The new ASHE monograph lends its voice to the large – and growing – chorus of professional bodies calling for ferromagnetic pre-screening of all MRI patients.
The two most oft-cited objections to using ferromagnetic detection are (1) that the technology is too new and unproven and that (2) it is too expensive.
To the first, that the technology is unproven, I think that the list of professional and accreditation bodies that have called for ferromagnetic detection pre-screening (the ACR, the Joint Commission, the Veterans Administration, and now, the American Society for Healthcare Engineers), plus the long list of inpatient and outpatient providers that currently use the technology offer a poigniant (and powerful) rebuke to the idea that this is all too new.
To the second, that ferromagnetic detection is somehow too expensive denies the obvious fact that MRI accidents are profoundly more expensive than well-designed protections. Most ferromagnetic detection manufacturers offer risk-weighted cost tables to help MRI providers identify, in dollars, just what their risks of an accident are.

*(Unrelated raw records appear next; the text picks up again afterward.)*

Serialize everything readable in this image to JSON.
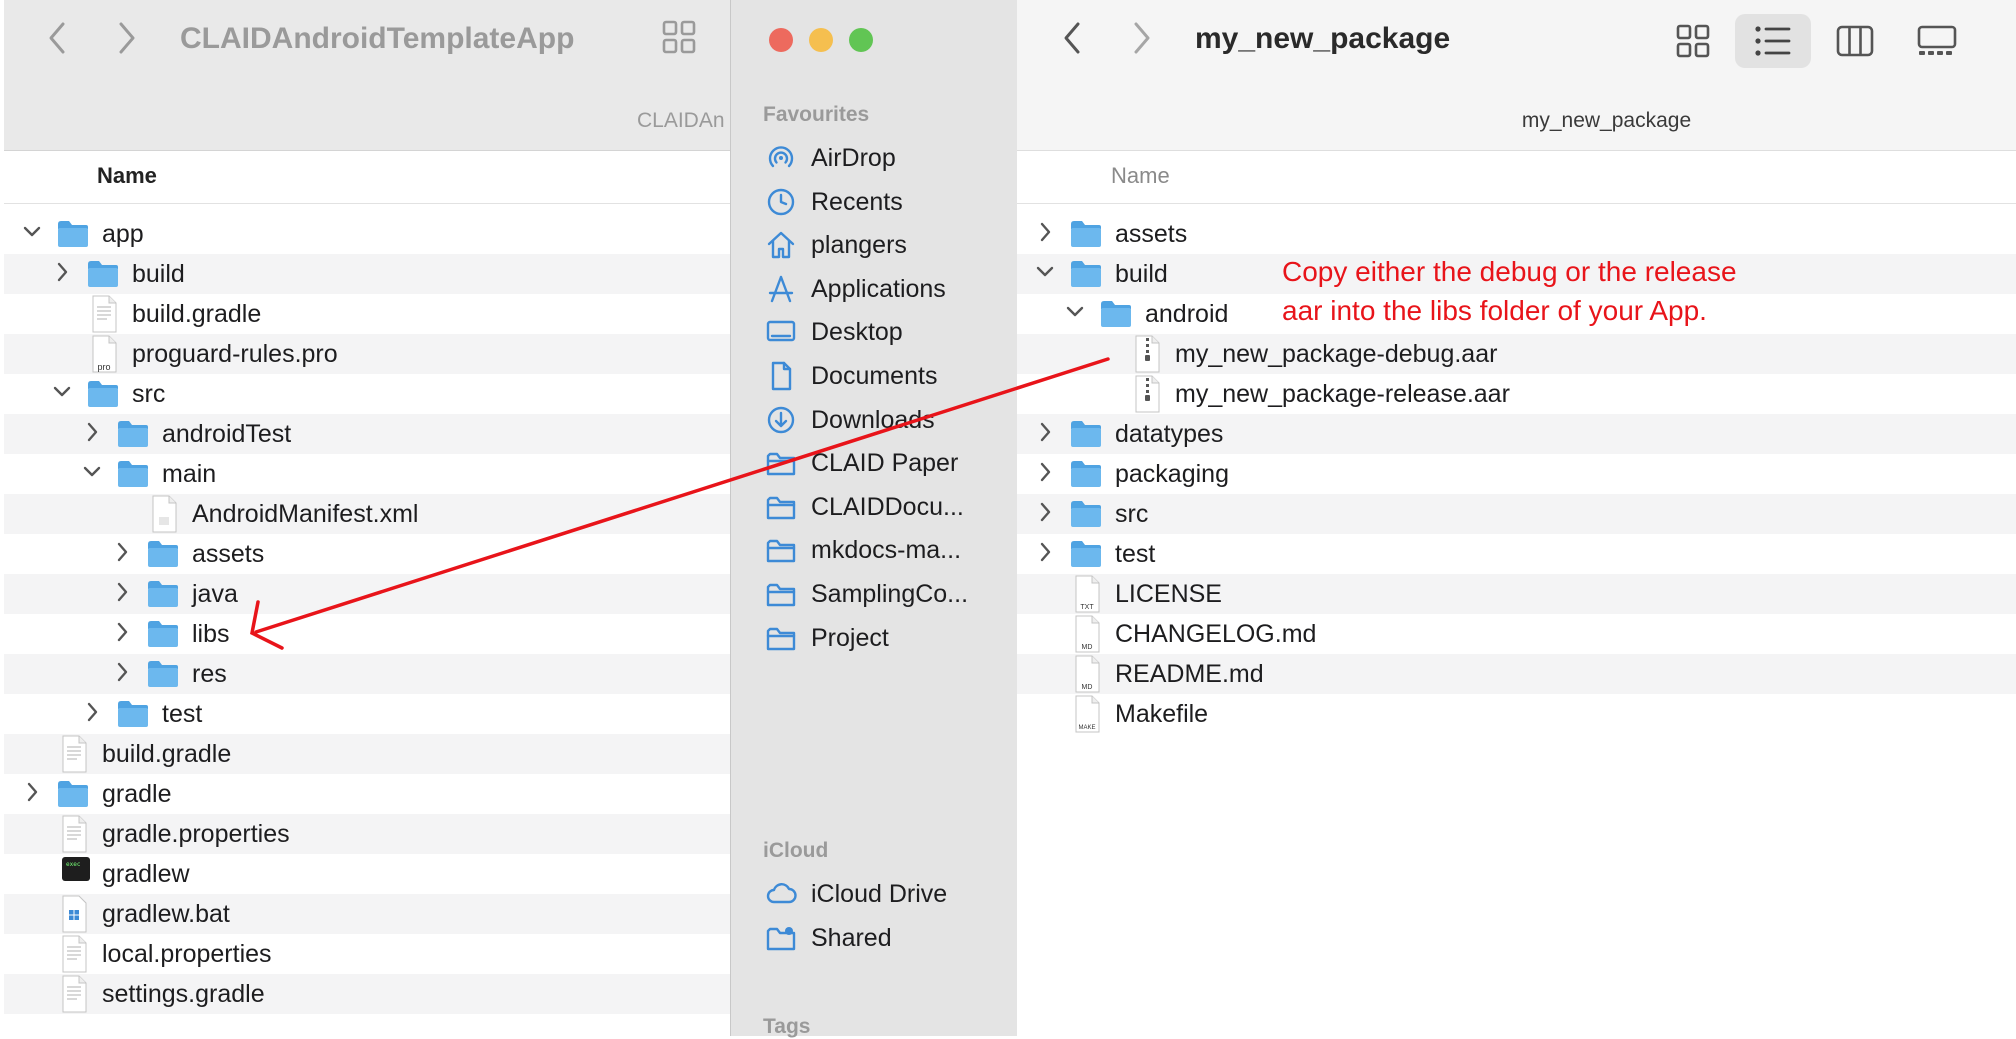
{
  "left_window": {
    "title": "CLAIDAndroidTemplateApp",
    "path_label": "CLAIDAn",
    "column_header": "Name",
    "rows": [
      {
        "label": "app",
        "type": "folder",
        "depth": 0,
        "chevron": "down"
      },
      {
        "label": "build",
        "type": "folder",
        "depth": 1,
        "chevron": "right"
      },
      {
        "label": "build.gradle",
        "type": "file",
        "depth": 1,
        "chevron": "none"
      },
      {
        "label": "proguard-rules.pro",
        "type": "pro",
        "depth": 1,
        "chevron": "none"
      },
      {
        "label": "src",
        "type": "folder",
        "depth": 1,
        "chevron": "down"
      },
      {
        "label": "androidTest",
        "type": "folder",
        "depth": 2,
        "chevron": "right"
      },
      {
        "label": "main",
        "type": "folder",
        "depth": 2,
        "chevron": "down"
      },
      {
        "label": "AndroidManifest.xml",
        "type": "xml",
        "depth": 3,
        "chevron": "none"
      },
      {
        "label": "assets",
        "type": "folder",
        "depth": 3,
        "chevron": "right"
      },
      {
        "label": "java",
        "type": "folder",
        "depth": 3,
        "chevron": "right"
      },
      {
        "label": "libs",
        "type": "folder",
        "depth": 3,
        "chevron": "right"
      },
      {
        "label": "res",
        "type": "folder",
        "depth": 3,
        "chevron": "right"
      },
      {
        "label": "test",
        "type": "folder",
        "depth": 2,
        "chevron": "right"
      },
      {
        "label": "build.gradle",
        "type": "file",
        "depth": 0,
        "chevron": "none"
      },
      {
        "label": "gradle",
        "type": "folder",
        "depth": 0,
        "chevron": "right"
      },
      {
        "label": "gradle.properties",
        "type": "file",
        "depth": 0,
        "chevron": "none"
      },
      {
        "label": "gradlew",
        "type": "exec",
        "depth": 0,
        "chevron": "none"
      },
      {
        "label": "gradlew.bat",
        "type": "bat",
        "depth": 0,
        "chevron": "none"
      },
      {
        "label": "local.properties",
        "type": "file",
        "depth": 0,
        "chevron": "none"
      },
      {
        "label": "settings.gradle",
        "type": "file",
        "depth": 0,
        "chevron": "none"
      }
    ]
  },
  "sidebar": {
    "favourites_heading": "Favourites",
    "favourites": [
      {
        "label": "AirDrop",
        "icon": "airdrop-icon"
      },
      {
        "label": "Recents",
        "icon": "clock-icon"
      },
      {
        "label": "plangers",
        "icon": "home-icon"
      },
      {
        "label": "Applications",
        "icon": "applications-icon"
      },
      {
        "label": "Desktop",
        "icon": "desktop-icon"
      },
      {
        "label": "Documents",
        "icon": "document-icon"
      },
      {
        "label": "Downloads",
        "icon": "download-icon"
      },
      {
        "label": "CLAID Paper",
        "icon": "folder-icon"
      },
      {
        "label": "CLAIDDocu...",
        "icon": "folder-icon"
      },
      {
        "label": "mkdocs-ma...",
        "icon": "folder-icon"
      },
      {
        "label": "SamplingCo...",
        "icon": "folder-icon"
      },
      {
        "label": "Project",
        "icon": "folder-icon"
      }
    ],
    "icloud_heading": "iCloud",
    "icloud": [
      {
        "label": "iCloud Drive",
        "icon": "cloud-icon"
      },
      {
        "label": "Shared",
        "icon": "shared-folder-icon"
      }
    ],
    "tags_heading": "Tags"
  },
  "right_window": {
    "title": "my_new_package",
    "path_label": "my_new_package",
    "column_header": "Name",
    "rows": [
      {
        "label": "assets",
        "type": "folder",
        "depth": 0,
        "chevron": "right"
      },
      {
        "label": "build",
        "type": "folder",
        "depth": 0,
        "chevron": "down"
      },
      {
        "label": "android",
        "type": "folder",
        "depth": 1,
        "chevron": "down"
      },
      {
        "label": "my_new_package-debug.aar",
        "type": "zip",
        "depth": 2,
        "chevron": "none"
      },
      {
        "label": "my_new_package-release.aar",
        "type": "zip",
        "depth": 2,
        "chevron": "none"
      },
      {
        "label": "datatypes",
        "type": "folder",
        "depth": 0,
        "chevron": "right"
      },
      {
        "label": "packaging",
        "type": "folder",
        "depth": 0,
        "chevron": "right"
      },
      {
        "label": "src",
        "type": "folder",
        "depth": 0,
        "chevron": "right"
      },
      {
        "label": "test",
        "type": "folder",
        "depth": 0,
        "chevron": "right"
      },
      {
        "label": "LICENSE",
        "type": "txt",
        "depth": 0,
        "chevron": "none"
      },
      {
        "label": "CHANGELOG.md",
        "type": "md",
        "depth": 0,
        "chevron": "none"
      },
      {
        "label": "README.md",
        "type": "md",
        "depth": 0,
        "chevron": "none"
      },
      {
        "label": "Makefile",
        "type": "make",
        "depth": 0,
        "chevron": "none"
      }
    ]
  },
  "annotation": {
    "line1": "Copy either the debug or the release",
    "line2": "aar into the libs folder of your App.",
    "color": "#e8141a"
  },
  "colors": {
    "folder": "#6cb8ee",
    "folder_tab": "#4fa3e2",
    "accent": "#3d8ad6",
    "traffic_red": "#ed6a5e",
    "traffic_yellow": "#f5bf4f",
    "traffic_green": "#61c554"
  }
}
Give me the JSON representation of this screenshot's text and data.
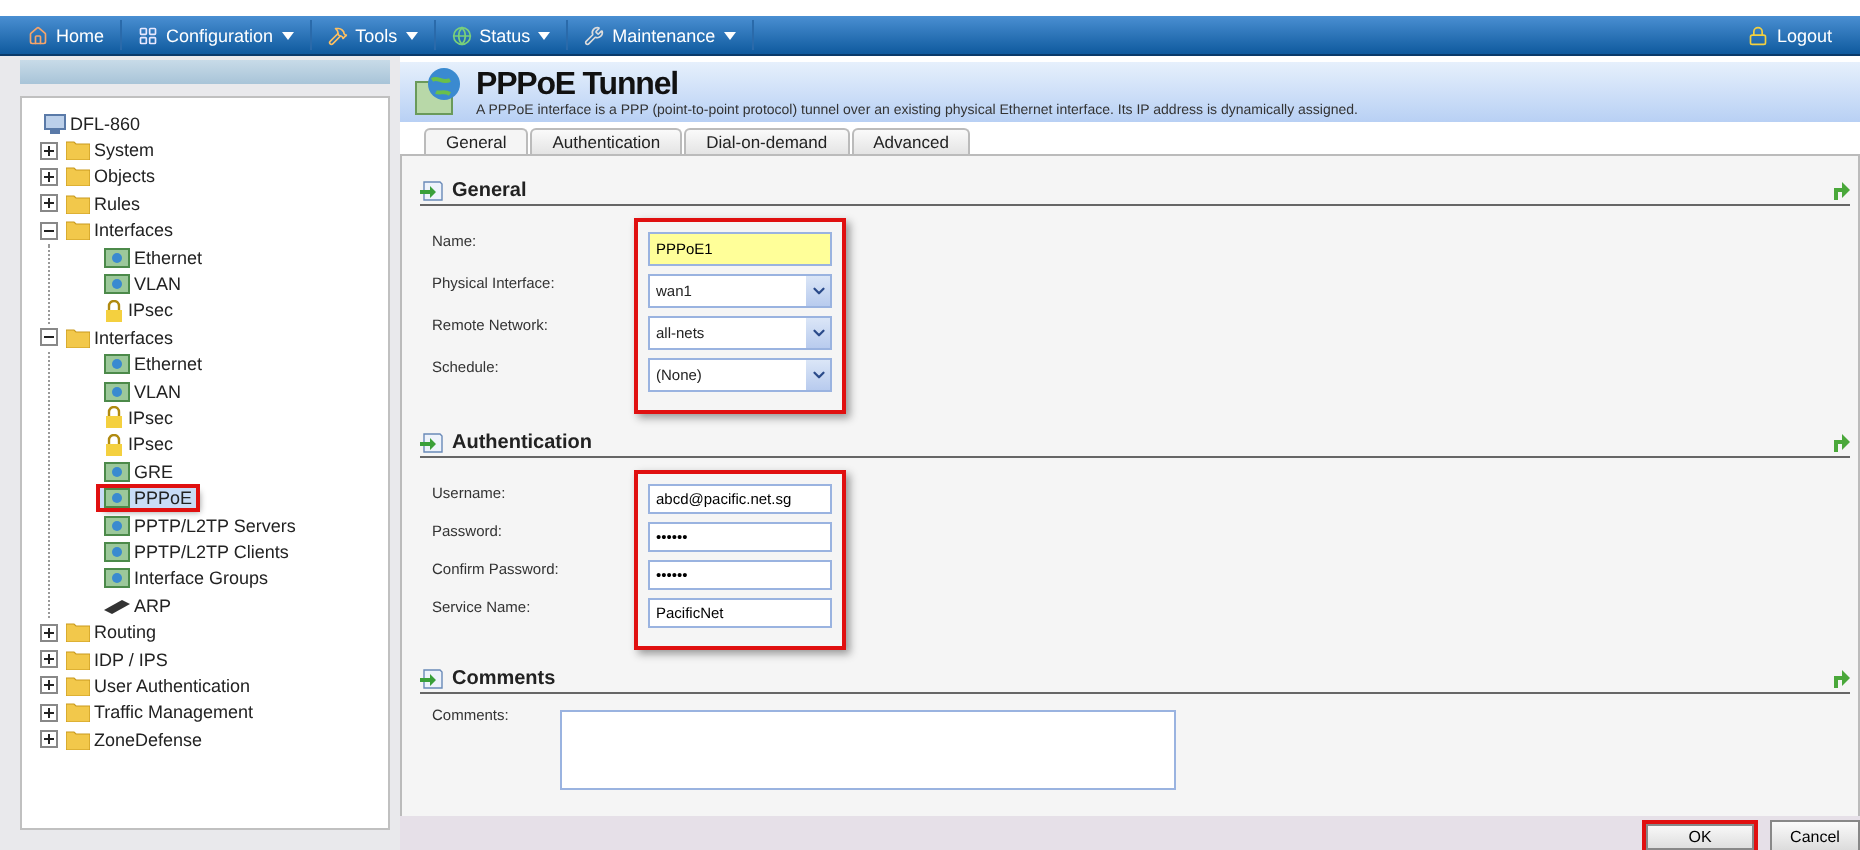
{
  "nav": {
    "items": [
      {
        "label": "Home",
        "menu": false
      },
      {
        "label": "Configuration",
        "menu": true
      },
      {
        "label": "Tools",
        "menu": true
      },
      {
        "label": "Status",
        "menu": true
      },
      {
        "label": "Maintenance",
        "menu": true
      }
    ],
    "logout": "Logout"
  },
  "tree": [
    {
      "label": "DFL-860",
      "kind": "root",
      "selected": false,
      "highlighted": false,
      "children": [
        {
          "label": "System",
          "kind": "folder",
          "expanded": false,
          "selected": false,
          "highlighted": false
        },
        {
          "label": "Objects",
          "kind": "folder",
          "expanded": false,
          "selected": false,
          "highlighted": false
        },
        {
          "label": "Rules",
          "kind": "folder",
          "expanded": false,
          "selected": false,
          "highlighted": false
        },
        {
          "label": "Interfaces",
          "kind": "folder",
          "expanded": true,
          "selected": false,
          "highlighted": false,
          "children": [
            {
              "label": "Ethernet",
              "kind": "leaf",
              "selected": false,
              "highlighted": false
            },
            {
              "label": "VLAN",
              "kind": "leaf",
              "selected": false,
              "highlighted": false
            },
            {
              "label": "IPsec",
              "kind": "lock",
              "selected": false,
              "highlighted": false
            }
          ]
        },
        {
          "label": "Interfaces",
          "kind": "folder",
          "expanded": true,
          "selected": false,
          "highlighted": false,
          "children": [
            {
              "label": "Ethernet",
              "kind": "leaf",
              "selected": false,
              "highlighted": false
            },
            {
              "label": "VLAN",
              "kind": "leaf",
              "selected": false,
              "highlighted": false
            },
            {
              "label": "IPsec",
              "kind": "lock",
              "selected": false,
              "highlighted": false
            },
            {
              "label": "IPsec",
              "kind": "lock",
              "selected": false,
              "highlighted": false
            },
            {
              "label": "GRE",
              "kind": "leaf",
              "selected": false,
              "highlighted": false
            },
            {
              "label": "PPPoE",
              "kind": "leaf",
              "selected": true,
              "highlighted": true
            },
            {
              "label": "PPTP/L2TP Servers",
              "kind": "leaf",
              "selected": false,
              "highlighted": false
            },
            {
              "label": "PPTP/L2TP Clients",
              "kind": "leaf",
              "selected": false,
              "highlighted": false
            },
            {
              "label": "Interface Groups",
              "kind": "leaf",
              "selected": false,
              "highlighted": false
            },
            {
              "label": "ARP",
              "kind": "cable",
              "selected": false,
              "highlighted": false
            }
          ]
        },
        {
          "label": "Routing",
          "kind": "folder",
          "expanded": false,
          "selected": false,
          "highlighted": false
        },
        {
          "label": "IDP / IPS",
          "kind": "folder",
          "expanded": false,
          "selected": false,
          "highlighted": false
        },
        {
          "label": "User Authentication",
          "kind": "folder",
          "expanded": false,
          "selected": false,
          "highlighted": false
        },
        {
          "label": "Traffic Management",
          "kind": "folder",
          "expanded": false,
          "selected": false,
          "highlighted": false
        },
        {
          "label": "ZoneDefense",
          "kind": "folder",
          "expanded": false,
          "selected": false,
          "highlighted": false
        }
      ]
    }
  ],
  "header": {
    "title": "PPPoE Tunnel",
    "description": "A PPPoE interface is a PPP (point-to-point protocol) tunnel over an existing physical Ethernet interface. Its IP address is dynamically assigned."
  },
  "tabs": [
    {
      "label": "General",
      "selected": true
    },
    {
      "label": "Authentication",
      "selected": false
    },
    {
      "label": "Dial-on-demand",
      "selected": false
    },
    {
      "label": "Advanced",
      "selected": false
    }
  ],
  "sections": [
    {
      "title": "General",
      "highlighted": true,
      "fields": [
        {
          "label": "Name:",
          "kind": "required",
          "value": "PPPoE1"
        },
        {
          "label": "Physical Interface:",
          "kind": "select",
          "value": "wan1"
        },
        {
          "label": "Remote Network:",
          "kind": "select",
          "value": "all-nets"
        },
        {
          "label": "Schedule:",
          "kind": "select",
          "value": "(None)"
        }
      ]
    },
    {
      "title": "Authentication",
      "highlighted": true,
      "fields": [
        {
          "label": "Username:",
          "kind": "text",
          "value": "abcd@pacific.net.sg"
        },
        {
          "label": "Password:",
          "kind": "password",
          "value": "••••••"
        },
        {
          "label": "Confirm Password:",
          "kind": "password",
          "value": "••••••"
        },
        {
          "label": "Service Name:",
          "kind": "text",
          "value": "PacificNet"
        }
      ]
    },
    {
      "title": "Comments",
      "highlighted": false,
      "fields": [
        {
          "label": "Comments:",
          "kind": "textarea"
        }
      ]
    }
  ],
  "buttons": [
    {
      "label": "OK",
      "highlighted": true
    },
    {
      "label": "Cancel",
      "highlighted": false
    }
  ]
}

The VA just published a report which states that the average MRI projectile accident in the VA Healthcare system costs over $40,000! When you consider that the Mednovus hand-held Target Scanner™ presently costs only $3,000, roughly equivalent to only three hours of operational magnet technical revenue, the notion that ferromagnetic detection is ‘too expensive’ just doesn’t hold water.
It is our hope that the new ASHE monograph on MRI suite safety will help share the elemental planning principles of MRI safety with everyone involved in planning projects, and will ultimately help to improve the safety of MRI for patients and staff alike.Tobias Gilk, President & MRI Safety Director Mednovus, Inc. Tobias.Gilk@Mednovus.com www.MEDNOVUS.com